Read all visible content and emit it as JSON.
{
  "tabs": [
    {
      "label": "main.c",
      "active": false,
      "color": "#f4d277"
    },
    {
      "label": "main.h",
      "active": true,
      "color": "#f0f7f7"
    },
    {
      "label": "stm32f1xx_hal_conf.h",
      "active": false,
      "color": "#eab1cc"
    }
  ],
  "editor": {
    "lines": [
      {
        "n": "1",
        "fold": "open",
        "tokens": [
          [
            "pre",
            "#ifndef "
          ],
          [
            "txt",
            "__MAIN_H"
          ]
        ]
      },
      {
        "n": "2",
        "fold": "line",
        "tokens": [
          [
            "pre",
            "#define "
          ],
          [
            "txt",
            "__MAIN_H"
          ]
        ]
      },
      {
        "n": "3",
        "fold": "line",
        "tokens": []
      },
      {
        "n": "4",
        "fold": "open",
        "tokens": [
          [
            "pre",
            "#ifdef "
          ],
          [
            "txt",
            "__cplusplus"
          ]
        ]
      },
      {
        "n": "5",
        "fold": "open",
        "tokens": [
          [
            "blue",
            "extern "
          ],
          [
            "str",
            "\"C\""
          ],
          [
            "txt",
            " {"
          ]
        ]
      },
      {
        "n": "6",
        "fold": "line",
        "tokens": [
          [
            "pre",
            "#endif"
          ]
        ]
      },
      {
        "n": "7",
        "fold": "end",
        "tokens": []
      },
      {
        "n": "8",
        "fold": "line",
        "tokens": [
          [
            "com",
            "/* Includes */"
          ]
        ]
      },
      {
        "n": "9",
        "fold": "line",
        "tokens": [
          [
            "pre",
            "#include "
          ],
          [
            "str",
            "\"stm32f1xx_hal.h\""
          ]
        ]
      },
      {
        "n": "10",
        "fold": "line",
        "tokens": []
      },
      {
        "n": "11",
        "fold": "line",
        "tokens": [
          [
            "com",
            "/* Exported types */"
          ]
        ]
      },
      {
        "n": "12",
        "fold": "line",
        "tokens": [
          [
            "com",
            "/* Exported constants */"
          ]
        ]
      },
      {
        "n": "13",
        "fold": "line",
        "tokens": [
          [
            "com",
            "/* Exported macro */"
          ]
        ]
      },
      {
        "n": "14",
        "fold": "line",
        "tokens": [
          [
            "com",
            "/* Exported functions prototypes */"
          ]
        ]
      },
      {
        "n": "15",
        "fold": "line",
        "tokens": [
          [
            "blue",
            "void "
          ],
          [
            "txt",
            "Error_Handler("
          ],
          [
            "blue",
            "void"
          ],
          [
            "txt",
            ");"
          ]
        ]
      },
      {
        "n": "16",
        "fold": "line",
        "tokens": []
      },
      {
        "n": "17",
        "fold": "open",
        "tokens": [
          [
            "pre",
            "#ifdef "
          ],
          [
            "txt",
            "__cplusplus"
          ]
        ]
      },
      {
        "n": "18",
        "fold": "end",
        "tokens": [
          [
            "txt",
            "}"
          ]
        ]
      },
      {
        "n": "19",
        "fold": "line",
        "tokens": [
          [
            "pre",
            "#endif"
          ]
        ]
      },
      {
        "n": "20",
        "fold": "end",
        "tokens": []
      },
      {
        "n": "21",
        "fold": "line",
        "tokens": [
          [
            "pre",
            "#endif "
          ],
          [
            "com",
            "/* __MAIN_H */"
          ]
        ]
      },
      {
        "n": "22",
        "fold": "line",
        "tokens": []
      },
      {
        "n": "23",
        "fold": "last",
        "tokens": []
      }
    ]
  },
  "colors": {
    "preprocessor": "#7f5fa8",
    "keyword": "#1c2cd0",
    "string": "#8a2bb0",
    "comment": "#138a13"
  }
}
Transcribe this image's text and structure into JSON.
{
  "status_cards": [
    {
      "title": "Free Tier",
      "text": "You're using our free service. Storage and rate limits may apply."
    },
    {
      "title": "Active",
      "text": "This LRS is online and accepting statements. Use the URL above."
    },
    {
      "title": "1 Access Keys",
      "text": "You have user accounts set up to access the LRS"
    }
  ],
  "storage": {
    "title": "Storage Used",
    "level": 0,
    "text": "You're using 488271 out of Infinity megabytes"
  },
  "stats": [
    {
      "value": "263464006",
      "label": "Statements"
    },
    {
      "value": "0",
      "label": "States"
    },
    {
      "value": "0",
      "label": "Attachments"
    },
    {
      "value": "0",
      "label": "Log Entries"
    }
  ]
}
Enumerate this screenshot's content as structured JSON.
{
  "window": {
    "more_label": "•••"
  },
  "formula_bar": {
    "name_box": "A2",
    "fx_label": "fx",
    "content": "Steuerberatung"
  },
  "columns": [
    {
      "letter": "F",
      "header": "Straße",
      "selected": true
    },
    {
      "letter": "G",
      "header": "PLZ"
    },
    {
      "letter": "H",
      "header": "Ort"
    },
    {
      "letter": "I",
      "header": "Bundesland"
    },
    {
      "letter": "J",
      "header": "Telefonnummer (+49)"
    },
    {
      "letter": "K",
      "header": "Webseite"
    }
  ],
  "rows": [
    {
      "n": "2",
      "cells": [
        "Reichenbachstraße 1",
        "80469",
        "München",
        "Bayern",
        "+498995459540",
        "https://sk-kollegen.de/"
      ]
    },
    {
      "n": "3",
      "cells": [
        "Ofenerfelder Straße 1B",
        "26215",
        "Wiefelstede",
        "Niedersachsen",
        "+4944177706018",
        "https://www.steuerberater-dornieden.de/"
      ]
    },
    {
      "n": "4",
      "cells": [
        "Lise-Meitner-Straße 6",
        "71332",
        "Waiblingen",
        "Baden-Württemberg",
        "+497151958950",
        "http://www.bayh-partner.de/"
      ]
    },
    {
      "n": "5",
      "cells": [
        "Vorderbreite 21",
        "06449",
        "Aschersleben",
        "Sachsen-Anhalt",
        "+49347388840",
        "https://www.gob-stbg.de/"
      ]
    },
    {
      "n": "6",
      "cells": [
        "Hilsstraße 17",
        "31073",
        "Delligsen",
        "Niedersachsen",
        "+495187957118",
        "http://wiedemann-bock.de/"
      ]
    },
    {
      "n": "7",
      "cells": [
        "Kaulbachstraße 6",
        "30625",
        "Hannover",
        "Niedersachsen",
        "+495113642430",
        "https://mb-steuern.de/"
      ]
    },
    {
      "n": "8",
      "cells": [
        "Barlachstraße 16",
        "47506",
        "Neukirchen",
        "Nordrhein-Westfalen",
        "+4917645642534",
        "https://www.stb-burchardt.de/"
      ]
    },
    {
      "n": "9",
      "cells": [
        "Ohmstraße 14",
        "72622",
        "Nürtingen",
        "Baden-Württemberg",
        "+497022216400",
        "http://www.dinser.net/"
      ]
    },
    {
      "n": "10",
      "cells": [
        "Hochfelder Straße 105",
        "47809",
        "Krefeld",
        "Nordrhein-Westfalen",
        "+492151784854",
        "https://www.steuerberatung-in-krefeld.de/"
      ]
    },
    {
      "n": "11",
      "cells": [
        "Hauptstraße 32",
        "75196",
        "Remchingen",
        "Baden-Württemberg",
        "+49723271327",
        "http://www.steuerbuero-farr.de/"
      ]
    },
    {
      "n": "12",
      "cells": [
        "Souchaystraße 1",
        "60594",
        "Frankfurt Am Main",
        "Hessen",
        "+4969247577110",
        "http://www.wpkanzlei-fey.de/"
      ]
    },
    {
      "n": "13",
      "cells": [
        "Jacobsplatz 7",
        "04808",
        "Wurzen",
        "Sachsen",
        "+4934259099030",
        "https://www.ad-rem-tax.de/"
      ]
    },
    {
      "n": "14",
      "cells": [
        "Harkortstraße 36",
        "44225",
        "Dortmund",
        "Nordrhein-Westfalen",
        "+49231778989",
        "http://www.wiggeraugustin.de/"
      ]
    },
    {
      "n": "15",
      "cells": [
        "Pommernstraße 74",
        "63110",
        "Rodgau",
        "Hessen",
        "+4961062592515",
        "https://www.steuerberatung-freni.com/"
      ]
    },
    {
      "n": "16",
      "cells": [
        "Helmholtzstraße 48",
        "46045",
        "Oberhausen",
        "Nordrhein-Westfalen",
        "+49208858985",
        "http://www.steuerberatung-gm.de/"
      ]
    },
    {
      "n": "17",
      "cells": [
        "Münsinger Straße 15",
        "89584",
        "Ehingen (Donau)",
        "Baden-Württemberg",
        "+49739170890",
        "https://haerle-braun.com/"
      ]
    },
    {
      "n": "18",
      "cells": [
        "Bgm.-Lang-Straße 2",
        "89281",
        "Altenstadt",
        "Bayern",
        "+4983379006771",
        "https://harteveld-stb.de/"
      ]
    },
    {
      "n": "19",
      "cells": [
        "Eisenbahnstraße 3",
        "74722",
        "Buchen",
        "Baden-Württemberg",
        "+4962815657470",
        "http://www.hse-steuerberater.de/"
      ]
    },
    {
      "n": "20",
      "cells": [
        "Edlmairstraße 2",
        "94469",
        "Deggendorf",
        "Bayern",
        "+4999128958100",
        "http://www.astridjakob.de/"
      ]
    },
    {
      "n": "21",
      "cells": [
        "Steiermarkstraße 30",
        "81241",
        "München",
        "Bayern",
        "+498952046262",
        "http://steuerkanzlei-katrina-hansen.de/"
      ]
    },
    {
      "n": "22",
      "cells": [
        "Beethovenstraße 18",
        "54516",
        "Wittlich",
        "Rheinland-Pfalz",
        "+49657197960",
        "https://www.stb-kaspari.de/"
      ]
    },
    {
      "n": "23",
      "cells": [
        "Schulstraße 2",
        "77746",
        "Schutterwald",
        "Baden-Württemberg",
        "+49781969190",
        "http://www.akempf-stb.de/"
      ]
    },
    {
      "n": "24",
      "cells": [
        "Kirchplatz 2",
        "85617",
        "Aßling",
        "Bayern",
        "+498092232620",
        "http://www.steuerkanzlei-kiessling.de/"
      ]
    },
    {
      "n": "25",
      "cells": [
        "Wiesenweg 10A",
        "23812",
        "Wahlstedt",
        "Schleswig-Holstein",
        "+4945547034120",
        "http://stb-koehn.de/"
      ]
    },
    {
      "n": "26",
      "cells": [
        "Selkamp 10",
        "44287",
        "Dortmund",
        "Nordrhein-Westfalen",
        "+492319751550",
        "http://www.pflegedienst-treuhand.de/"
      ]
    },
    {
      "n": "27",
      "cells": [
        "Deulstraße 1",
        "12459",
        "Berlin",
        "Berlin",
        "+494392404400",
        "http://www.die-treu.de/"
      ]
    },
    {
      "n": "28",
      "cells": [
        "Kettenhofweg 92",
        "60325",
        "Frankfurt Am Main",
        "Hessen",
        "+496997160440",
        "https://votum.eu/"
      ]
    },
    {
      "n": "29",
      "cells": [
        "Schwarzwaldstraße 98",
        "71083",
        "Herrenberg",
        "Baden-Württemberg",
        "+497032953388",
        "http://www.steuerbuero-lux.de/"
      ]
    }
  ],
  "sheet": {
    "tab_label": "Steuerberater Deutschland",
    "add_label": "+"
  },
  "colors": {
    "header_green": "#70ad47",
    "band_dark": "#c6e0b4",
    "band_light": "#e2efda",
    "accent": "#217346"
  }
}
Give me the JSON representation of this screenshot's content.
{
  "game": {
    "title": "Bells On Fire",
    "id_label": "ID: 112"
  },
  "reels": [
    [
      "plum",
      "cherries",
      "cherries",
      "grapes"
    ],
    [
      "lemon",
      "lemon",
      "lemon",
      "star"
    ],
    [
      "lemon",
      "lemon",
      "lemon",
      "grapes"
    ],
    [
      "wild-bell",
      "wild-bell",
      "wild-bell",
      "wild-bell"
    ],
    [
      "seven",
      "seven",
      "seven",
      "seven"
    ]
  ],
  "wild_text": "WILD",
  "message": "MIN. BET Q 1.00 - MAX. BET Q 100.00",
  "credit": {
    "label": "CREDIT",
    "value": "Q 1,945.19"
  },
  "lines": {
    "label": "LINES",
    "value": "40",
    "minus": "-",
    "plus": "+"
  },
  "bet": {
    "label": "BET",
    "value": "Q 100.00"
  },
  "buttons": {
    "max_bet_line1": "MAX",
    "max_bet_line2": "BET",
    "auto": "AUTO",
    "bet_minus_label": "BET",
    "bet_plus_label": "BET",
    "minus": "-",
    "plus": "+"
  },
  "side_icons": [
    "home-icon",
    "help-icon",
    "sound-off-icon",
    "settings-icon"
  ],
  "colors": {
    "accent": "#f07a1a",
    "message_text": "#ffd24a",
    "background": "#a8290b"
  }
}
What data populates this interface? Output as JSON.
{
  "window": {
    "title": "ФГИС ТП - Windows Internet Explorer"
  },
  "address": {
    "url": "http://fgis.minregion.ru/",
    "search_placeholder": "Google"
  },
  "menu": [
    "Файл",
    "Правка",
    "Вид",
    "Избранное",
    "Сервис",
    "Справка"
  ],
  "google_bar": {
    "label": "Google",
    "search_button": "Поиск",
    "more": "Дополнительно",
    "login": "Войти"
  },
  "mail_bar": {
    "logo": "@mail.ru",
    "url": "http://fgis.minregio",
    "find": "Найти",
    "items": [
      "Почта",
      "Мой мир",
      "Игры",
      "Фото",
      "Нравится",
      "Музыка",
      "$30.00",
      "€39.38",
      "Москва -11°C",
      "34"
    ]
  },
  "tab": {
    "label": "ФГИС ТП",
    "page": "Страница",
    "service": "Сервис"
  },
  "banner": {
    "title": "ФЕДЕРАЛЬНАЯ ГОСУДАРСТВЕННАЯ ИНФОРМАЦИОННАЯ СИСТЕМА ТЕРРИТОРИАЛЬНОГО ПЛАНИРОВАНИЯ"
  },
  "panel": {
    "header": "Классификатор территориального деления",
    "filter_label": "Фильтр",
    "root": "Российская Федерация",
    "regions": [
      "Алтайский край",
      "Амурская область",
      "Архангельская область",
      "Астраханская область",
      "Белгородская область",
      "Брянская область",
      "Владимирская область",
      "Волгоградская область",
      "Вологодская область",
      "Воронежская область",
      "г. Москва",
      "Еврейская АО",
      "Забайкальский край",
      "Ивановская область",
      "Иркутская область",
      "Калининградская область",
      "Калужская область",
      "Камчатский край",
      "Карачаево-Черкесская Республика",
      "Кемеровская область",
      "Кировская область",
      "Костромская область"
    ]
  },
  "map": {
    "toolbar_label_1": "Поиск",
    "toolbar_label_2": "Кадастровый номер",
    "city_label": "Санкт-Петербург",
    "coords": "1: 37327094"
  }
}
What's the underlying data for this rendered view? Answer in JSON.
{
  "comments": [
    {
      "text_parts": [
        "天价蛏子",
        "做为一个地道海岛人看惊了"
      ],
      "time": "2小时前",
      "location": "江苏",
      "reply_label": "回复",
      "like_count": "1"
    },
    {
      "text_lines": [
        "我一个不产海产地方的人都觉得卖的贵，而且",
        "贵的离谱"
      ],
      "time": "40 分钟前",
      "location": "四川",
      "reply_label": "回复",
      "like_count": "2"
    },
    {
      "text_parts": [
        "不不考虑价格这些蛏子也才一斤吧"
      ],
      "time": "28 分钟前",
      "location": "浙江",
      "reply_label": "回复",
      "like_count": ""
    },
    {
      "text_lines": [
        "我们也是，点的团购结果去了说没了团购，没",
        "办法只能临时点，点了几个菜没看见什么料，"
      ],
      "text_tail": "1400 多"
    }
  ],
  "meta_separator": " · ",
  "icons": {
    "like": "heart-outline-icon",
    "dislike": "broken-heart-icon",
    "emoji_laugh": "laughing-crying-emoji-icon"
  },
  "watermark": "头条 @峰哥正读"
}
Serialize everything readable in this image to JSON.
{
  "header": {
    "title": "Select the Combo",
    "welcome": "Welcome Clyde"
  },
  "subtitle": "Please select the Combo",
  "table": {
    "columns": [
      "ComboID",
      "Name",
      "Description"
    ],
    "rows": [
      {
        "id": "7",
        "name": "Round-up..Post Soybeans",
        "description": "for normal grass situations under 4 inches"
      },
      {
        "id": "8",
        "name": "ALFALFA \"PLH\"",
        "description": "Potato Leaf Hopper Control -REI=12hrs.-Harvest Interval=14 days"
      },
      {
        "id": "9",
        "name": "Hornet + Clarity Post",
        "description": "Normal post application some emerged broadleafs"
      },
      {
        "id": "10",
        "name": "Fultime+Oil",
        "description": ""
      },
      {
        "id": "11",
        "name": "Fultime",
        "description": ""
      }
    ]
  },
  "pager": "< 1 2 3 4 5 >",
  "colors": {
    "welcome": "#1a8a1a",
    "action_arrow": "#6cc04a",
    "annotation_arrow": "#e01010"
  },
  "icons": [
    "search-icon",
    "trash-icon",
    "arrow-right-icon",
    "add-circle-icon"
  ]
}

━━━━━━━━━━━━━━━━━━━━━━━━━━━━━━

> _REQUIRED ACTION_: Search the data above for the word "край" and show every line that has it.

> _PROBLEM SOLUTION_:
      "Алтайский край",
      "Забайкальский край",
      "Камчатский край",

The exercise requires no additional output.